YOUR TASK →
If a line below contains the word "JSON", count it; give only the total.

RECORDS SUPPLIED →
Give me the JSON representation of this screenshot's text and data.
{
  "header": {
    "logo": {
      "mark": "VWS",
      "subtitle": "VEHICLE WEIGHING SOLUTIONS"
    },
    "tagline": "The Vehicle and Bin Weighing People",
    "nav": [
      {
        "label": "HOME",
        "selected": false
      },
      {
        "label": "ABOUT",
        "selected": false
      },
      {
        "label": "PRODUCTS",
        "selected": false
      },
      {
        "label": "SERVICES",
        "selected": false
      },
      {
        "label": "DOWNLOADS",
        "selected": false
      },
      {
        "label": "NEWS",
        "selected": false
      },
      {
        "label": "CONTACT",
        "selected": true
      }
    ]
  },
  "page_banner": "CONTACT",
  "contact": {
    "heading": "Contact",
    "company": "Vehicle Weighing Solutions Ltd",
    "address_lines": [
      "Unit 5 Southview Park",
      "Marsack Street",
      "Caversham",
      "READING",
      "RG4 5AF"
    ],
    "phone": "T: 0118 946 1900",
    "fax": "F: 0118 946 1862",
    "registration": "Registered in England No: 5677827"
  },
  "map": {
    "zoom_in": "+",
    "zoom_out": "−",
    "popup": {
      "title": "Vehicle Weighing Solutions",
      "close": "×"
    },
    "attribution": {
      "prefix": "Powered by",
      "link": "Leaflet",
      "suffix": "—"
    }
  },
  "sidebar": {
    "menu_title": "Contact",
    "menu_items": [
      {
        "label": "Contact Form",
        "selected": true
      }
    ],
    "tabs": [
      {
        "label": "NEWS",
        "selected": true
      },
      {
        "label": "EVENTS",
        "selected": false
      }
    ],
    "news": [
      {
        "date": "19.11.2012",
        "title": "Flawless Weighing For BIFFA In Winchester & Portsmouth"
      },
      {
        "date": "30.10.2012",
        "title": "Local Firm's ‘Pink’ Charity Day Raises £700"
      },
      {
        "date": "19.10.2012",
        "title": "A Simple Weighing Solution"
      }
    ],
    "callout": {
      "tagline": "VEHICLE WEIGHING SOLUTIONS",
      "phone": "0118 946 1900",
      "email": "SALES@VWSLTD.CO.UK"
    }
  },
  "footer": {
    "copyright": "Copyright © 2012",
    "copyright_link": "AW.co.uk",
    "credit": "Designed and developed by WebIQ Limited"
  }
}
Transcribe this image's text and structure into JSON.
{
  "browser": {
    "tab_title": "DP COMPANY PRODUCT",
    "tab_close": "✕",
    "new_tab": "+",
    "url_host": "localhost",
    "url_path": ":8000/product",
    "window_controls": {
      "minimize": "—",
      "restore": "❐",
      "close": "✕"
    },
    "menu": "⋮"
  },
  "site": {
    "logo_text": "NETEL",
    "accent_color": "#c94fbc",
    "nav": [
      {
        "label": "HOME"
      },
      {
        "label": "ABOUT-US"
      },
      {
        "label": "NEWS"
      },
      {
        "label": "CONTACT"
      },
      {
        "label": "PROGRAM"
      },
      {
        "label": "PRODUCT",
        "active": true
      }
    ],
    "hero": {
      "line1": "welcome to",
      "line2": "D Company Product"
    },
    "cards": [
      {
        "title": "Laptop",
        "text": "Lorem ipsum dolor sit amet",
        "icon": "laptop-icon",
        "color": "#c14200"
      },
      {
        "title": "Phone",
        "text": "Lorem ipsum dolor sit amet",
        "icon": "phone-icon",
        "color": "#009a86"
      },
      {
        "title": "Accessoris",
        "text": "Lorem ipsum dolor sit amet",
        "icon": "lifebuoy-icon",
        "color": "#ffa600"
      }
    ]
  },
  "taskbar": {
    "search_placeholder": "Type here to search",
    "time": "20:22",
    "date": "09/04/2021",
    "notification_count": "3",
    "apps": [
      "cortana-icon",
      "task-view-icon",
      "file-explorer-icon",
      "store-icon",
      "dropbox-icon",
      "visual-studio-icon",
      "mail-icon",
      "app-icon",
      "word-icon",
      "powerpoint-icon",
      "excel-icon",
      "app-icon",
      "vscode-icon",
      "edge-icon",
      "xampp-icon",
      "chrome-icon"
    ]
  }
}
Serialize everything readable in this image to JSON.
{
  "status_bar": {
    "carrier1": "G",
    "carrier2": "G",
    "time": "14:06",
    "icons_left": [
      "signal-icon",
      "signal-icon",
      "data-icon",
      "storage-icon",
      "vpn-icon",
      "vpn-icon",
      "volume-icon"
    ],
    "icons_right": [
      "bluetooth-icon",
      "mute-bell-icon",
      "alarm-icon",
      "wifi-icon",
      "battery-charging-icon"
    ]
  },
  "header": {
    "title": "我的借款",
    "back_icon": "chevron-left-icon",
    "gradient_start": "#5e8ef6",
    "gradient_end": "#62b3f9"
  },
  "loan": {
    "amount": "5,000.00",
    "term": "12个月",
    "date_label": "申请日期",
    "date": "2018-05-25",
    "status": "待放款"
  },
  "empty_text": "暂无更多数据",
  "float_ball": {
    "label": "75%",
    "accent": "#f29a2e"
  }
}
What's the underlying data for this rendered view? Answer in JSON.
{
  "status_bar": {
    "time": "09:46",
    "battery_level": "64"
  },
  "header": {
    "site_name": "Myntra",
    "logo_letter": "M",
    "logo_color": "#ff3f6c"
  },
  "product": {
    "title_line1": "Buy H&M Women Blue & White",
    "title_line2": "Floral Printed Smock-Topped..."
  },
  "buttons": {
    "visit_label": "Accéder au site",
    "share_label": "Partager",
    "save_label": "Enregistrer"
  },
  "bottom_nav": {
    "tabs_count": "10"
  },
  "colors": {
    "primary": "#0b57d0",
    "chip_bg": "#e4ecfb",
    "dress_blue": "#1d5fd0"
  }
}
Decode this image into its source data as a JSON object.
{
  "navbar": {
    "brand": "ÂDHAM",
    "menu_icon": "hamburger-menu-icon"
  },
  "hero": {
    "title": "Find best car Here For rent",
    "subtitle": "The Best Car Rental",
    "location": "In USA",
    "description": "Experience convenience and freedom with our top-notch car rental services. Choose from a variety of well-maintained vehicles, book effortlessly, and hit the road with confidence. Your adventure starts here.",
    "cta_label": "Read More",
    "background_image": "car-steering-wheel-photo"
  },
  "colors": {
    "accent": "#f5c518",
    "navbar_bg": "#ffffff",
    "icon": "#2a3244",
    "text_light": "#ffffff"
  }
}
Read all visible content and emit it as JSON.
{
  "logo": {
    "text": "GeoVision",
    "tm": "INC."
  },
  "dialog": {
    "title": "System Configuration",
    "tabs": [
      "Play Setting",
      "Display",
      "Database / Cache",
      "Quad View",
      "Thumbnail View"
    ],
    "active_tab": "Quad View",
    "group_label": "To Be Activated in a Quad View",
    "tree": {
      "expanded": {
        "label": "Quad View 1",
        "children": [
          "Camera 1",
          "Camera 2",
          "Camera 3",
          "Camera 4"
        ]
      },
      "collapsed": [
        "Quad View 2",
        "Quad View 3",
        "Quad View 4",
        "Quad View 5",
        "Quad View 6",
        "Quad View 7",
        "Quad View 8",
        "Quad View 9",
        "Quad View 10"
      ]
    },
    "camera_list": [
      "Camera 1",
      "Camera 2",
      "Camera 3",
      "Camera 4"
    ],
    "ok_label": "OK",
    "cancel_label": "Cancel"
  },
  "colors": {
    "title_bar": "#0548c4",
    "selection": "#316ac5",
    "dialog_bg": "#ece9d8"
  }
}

SOLUTION BELOW →
6